▶ [WHAT IS REQUIRED]
Check every line of the entries for the string "iPhone" and return the ones that contain it.

++++ INPUT DATA ++++

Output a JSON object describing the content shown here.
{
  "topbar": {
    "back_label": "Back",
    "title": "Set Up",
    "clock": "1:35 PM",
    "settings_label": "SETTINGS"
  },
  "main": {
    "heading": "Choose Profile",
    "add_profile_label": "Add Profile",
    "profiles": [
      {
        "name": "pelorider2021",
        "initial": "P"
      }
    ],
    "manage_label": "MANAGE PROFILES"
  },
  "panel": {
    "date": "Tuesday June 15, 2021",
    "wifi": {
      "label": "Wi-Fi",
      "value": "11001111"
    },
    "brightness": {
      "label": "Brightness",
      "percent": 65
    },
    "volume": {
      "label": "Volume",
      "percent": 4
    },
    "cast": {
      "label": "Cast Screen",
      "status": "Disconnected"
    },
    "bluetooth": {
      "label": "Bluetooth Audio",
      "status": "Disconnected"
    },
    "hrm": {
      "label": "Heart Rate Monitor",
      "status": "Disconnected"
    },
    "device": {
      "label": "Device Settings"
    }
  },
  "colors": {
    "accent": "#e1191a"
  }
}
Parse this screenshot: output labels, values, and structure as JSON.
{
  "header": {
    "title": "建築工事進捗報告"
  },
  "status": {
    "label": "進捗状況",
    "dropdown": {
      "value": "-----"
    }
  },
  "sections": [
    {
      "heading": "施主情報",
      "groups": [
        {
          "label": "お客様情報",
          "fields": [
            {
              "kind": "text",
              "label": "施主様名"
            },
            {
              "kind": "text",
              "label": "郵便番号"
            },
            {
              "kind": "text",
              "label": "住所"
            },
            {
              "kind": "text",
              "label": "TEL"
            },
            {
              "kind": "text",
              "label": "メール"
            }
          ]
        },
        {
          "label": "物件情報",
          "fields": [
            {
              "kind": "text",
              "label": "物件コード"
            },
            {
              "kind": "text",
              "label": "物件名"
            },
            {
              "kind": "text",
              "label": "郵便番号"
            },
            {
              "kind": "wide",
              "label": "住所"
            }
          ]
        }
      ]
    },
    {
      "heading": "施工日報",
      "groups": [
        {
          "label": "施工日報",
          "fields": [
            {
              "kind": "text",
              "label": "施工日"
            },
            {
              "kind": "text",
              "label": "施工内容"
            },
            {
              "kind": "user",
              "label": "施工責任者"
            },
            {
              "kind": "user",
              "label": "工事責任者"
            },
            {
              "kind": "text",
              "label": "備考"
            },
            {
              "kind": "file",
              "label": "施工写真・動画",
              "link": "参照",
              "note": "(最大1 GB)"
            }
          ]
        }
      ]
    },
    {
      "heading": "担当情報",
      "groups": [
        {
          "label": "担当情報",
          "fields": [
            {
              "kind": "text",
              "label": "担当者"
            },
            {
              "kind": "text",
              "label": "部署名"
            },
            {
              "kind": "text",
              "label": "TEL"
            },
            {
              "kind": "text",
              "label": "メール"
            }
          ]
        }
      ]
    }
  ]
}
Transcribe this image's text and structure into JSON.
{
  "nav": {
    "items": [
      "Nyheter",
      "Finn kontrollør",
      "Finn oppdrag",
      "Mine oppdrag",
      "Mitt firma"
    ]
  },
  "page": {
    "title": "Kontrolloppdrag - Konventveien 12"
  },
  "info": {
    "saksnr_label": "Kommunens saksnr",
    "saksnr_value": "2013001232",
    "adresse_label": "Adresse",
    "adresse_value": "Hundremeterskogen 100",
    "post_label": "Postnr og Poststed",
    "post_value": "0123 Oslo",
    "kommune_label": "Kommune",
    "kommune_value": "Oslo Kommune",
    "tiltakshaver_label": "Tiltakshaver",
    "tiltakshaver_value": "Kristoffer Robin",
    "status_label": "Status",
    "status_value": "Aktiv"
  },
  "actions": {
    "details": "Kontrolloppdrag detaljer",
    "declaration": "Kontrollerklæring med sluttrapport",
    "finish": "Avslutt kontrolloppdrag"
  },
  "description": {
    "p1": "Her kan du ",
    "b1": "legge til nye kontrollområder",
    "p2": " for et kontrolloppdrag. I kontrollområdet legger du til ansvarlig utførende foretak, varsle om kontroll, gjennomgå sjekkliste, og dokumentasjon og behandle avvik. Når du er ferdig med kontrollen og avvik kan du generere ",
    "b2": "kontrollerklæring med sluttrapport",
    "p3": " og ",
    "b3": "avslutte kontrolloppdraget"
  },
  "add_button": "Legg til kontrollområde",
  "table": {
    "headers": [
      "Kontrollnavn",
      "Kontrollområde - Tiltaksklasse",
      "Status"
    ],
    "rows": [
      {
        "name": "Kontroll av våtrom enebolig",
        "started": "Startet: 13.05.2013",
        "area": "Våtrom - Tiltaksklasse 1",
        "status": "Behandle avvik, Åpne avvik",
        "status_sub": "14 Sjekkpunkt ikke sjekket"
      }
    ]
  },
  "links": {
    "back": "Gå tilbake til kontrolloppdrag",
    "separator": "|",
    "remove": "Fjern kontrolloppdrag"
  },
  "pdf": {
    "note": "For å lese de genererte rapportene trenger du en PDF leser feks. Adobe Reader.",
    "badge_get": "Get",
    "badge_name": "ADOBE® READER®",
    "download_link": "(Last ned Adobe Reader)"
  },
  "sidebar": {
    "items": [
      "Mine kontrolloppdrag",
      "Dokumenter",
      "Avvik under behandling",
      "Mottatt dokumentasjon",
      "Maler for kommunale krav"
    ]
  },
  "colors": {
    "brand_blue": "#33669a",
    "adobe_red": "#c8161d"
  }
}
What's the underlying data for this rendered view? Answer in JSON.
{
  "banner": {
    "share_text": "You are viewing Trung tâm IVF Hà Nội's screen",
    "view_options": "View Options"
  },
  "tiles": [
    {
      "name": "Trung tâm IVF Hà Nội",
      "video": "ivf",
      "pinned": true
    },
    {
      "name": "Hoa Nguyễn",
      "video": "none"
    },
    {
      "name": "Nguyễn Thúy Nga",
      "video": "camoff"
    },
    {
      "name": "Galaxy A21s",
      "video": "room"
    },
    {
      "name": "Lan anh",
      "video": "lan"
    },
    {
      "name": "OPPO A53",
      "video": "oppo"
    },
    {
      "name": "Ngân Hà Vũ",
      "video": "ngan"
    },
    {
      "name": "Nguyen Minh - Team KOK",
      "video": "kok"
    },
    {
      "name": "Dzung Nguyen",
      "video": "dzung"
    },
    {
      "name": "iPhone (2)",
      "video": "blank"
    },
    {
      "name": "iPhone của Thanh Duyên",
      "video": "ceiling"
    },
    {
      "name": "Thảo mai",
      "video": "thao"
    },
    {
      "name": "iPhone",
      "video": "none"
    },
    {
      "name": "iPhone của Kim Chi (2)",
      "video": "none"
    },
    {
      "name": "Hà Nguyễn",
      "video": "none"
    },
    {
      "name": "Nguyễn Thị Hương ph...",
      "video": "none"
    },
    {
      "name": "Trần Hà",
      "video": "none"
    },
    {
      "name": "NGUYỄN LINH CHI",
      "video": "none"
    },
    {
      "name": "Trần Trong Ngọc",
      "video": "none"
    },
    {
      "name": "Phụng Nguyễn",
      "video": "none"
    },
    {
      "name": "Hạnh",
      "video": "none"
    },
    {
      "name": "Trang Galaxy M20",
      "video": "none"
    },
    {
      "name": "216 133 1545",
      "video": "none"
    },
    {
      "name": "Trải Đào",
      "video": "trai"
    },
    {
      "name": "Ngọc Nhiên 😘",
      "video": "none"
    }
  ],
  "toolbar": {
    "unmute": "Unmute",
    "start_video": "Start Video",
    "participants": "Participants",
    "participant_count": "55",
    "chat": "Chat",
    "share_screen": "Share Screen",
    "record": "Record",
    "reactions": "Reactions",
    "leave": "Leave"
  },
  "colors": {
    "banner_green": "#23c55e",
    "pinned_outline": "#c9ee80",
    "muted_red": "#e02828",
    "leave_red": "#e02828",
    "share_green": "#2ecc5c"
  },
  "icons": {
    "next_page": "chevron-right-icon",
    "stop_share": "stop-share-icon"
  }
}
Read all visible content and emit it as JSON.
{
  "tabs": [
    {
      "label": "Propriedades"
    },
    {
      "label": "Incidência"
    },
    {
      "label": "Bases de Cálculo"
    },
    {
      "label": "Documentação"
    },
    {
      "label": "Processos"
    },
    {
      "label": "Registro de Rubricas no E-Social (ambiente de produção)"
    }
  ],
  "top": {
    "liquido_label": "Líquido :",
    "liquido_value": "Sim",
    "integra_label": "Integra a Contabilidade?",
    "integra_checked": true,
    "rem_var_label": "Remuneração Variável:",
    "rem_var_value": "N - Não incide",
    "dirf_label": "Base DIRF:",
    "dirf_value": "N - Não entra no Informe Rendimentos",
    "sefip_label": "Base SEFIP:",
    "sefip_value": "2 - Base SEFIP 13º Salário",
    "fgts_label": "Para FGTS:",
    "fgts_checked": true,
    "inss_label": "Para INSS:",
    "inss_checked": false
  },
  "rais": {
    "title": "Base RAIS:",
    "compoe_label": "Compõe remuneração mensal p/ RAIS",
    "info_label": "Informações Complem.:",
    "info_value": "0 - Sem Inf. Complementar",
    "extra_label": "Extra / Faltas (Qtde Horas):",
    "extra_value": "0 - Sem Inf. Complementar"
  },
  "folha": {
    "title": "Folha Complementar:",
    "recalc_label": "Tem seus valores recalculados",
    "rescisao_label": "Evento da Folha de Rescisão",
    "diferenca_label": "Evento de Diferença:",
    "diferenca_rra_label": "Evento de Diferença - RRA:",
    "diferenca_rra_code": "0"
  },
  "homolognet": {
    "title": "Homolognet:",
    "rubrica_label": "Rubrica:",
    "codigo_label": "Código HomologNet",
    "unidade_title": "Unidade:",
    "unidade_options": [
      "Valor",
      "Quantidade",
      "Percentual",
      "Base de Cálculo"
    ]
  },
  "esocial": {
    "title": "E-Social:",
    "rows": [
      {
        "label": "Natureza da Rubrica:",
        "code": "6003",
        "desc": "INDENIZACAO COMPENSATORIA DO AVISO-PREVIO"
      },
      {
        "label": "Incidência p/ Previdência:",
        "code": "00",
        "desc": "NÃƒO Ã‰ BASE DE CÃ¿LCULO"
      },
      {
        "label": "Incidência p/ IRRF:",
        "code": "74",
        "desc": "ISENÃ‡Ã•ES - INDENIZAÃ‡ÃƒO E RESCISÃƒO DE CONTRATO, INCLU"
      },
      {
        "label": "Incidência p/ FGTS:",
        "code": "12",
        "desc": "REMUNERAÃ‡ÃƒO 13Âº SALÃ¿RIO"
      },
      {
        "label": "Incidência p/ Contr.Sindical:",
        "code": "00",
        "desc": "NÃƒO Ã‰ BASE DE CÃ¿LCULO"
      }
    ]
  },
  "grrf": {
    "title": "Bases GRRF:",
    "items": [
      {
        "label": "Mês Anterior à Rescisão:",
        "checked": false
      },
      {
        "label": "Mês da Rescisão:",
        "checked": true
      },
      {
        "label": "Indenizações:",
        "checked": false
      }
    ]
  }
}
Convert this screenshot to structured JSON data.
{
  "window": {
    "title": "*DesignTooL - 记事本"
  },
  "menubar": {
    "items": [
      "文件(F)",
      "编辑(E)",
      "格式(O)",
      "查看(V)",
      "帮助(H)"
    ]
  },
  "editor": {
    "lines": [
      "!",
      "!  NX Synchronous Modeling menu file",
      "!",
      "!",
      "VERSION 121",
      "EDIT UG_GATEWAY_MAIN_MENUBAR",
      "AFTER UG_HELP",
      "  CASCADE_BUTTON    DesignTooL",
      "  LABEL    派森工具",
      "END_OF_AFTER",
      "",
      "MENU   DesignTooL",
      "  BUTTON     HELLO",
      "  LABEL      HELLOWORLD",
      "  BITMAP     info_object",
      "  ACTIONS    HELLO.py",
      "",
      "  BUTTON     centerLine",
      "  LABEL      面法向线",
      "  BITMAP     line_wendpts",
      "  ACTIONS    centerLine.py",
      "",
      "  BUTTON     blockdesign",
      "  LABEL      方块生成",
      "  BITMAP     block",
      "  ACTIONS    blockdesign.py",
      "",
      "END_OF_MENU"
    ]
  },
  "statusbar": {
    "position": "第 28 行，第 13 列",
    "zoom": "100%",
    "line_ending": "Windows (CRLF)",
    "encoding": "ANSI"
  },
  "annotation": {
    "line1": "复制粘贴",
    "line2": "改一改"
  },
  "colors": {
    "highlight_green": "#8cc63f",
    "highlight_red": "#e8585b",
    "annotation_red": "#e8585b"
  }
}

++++

▶ [FINISHED TASK]
      "name": "iPhone (2)",
      "name": "iPhone của Thanh Duyên",
      "name": "iPhone",
      "name": "iPhone của Kim Chi (2)",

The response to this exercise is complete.